• _Task directions_
From the data, return each line holding the word "title".

Component data from apps and pages:
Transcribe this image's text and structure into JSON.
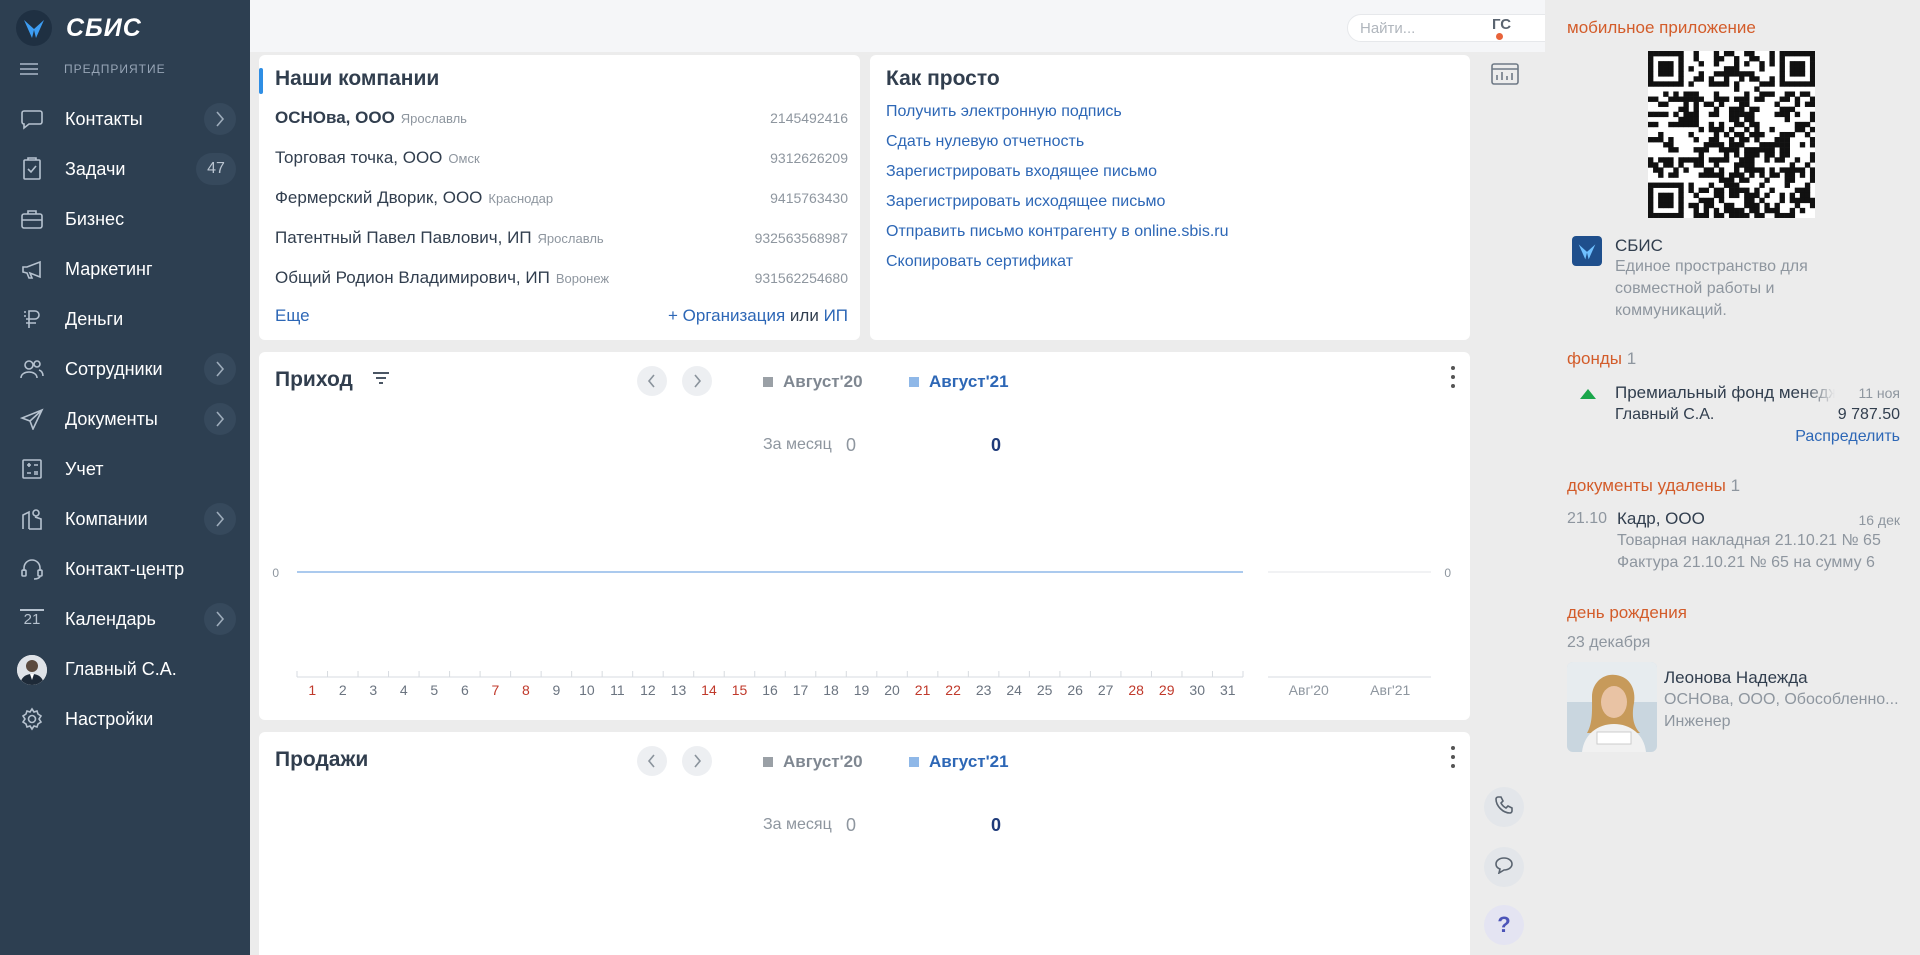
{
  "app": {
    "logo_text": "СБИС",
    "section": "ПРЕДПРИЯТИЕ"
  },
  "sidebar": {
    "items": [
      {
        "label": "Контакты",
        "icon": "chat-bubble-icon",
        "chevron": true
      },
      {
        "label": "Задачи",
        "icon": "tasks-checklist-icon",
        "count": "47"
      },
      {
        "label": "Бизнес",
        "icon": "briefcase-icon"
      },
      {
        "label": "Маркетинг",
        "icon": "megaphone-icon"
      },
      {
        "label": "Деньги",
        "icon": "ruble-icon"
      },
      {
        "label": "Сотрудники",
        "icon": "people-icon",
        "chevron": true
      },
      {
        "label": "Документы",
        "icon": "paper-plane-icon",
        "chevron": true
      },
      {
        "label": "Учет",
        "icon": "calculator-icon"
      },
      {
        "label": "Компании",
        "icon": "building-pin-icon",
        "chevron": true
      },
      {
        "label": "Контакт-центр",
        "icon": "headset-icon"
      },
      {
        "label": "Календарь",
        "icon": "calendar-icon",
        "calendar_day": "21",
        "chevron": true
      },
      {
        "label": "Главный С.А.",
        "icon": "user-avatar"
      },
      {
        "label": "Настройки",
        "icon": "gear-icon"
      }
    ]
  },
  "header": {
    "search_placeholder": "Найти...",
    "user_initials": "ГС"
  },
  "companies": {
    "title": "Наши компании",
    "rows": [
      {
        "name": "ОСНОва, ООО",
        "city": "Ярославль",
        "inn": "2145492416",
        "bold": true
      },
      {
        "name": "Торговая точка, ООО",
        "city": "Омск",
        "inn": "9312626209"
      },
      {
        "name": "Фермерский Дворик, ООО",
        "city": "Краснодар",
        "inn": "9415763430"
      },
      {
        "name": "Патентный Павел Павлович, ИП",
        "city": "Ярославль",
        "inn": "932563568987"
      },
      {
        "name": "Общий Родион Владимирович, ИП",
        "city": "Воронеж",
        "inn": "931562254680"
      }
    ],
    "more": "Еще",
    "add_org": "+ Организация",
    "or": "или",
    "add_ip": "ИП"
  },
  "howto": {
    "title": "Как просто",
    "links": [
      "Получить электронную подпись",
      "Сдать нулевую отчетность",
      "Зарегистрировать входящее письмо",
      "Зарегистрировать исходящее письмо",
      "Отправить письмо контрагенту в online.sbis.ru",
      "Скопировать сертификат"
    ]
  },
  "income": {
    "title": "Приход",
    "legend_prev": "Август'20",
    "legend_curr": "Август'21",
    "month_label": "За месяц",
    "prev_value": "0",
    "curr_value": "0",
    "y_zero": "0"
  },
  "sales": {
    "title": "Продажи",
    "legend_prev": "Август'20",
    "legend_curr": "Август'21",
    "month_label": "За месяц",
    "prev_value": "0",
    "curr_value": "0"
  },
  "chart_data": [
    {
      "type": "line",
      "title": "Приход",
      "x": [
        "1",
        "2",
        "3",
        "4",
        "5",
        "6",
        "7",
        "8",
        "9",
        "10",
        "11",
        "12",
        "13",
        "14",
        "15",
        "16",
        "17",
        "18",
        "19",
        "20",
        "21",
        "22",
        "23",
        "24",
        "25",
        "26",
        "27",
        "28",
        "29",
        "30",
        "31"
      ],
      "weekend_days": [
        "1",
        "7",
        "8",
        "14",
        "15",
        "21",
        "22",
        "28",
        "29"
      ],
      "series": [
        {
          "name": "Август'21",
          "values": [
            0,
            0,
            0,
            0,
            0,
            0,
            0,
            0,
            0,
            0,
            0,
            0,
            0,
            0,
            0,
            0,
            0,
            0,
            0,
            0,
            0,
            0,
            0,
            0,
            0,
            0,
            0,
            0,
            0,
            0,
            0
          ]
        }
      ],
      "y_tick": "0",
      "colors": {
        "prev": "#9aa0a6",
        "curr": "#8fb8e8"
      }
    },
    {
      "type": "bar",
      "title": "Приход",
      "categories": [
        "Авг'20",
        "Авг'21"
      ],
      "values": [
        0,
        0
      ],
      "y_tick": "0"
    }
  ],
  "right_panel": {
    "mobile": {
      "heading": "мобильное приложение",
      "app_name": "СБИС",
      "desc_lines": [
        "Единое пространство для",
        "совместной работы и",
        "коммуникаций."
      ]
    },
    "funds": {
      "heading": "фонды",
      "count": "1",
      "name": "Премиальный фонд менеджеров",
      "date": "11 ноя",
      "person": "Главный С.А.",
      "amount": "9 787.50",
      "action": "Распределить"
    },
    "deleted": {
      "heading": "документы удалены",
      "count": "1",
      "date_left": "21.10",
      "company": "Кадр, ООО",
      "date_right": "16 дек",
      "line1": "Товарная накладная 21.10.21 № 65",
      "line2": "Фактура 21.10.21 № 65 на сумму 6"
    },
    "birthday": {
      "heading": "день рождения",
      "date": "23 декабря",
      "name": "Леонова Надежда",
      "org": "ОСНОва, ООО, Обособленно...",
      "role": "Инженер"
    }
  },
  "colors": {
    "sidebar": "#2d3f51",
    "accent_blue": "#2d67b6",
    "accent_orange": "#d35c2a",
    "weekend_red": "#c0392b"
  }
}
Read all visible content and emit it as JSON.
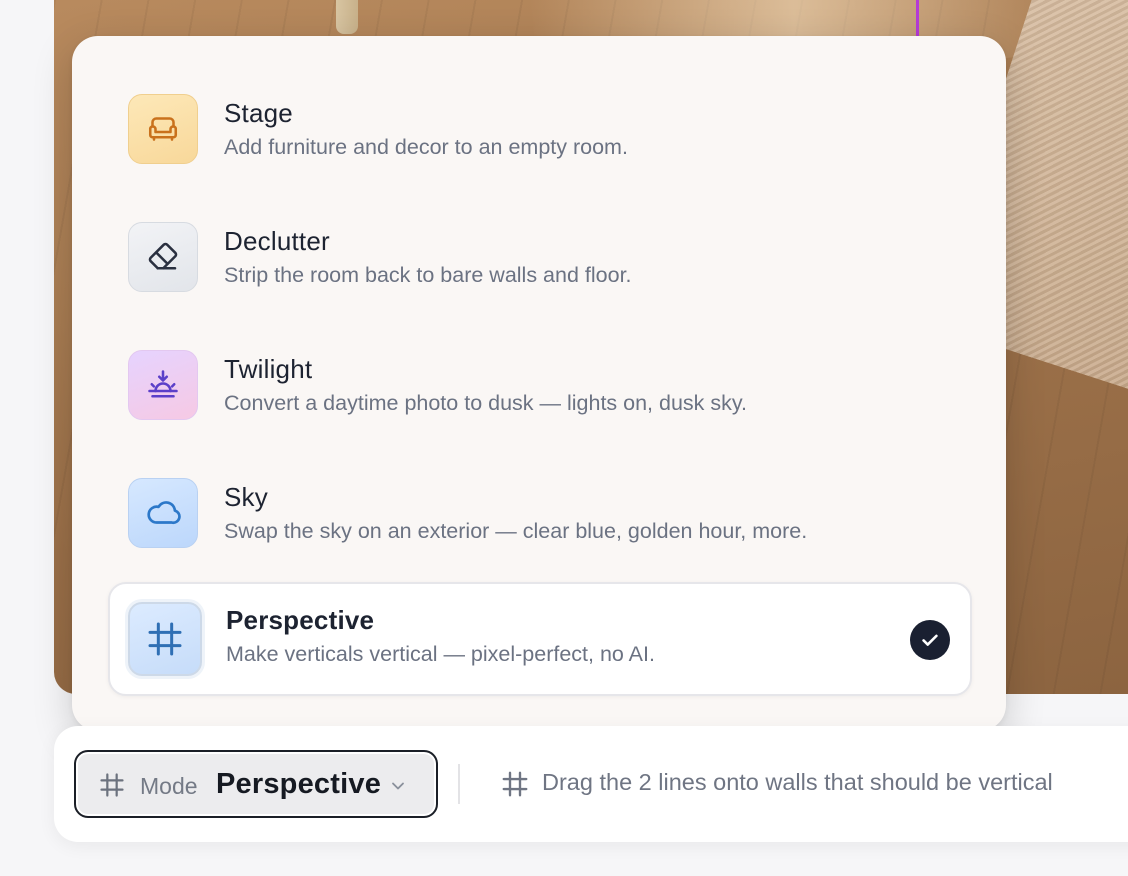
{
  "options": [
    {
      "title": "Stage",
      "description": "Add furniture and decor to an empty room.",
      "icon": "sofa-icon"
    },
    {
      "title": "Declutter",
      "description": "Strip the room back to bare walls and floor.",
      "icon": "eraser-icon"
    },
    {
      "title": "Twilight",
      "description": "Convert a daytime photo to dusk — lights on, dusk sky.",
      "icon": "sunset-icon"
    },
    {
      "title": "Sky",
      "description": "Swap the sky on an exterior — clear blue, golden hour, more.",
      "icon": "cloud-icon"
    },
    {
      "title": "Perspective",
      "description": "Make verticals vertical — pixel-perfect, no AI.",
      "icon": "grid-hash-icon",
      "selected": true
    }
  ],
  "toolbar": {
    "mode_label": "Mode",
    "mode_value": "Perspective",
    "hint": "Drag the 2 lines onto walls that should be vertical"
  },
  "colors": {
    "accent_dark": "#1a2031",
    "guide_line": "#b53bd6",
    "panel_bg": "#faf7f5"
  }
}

• _Reply_
    "title": "Наши компании",
    "title": "Как просто",
    "title": "Приход",
    "title": "Продажи",
      "title": "Приход",
      "title": "Приход",
      "title": "Stage",
      "title": "Declutter",
      "title": "Twilight",
      "title": "Sky",
      "title": "Perspective",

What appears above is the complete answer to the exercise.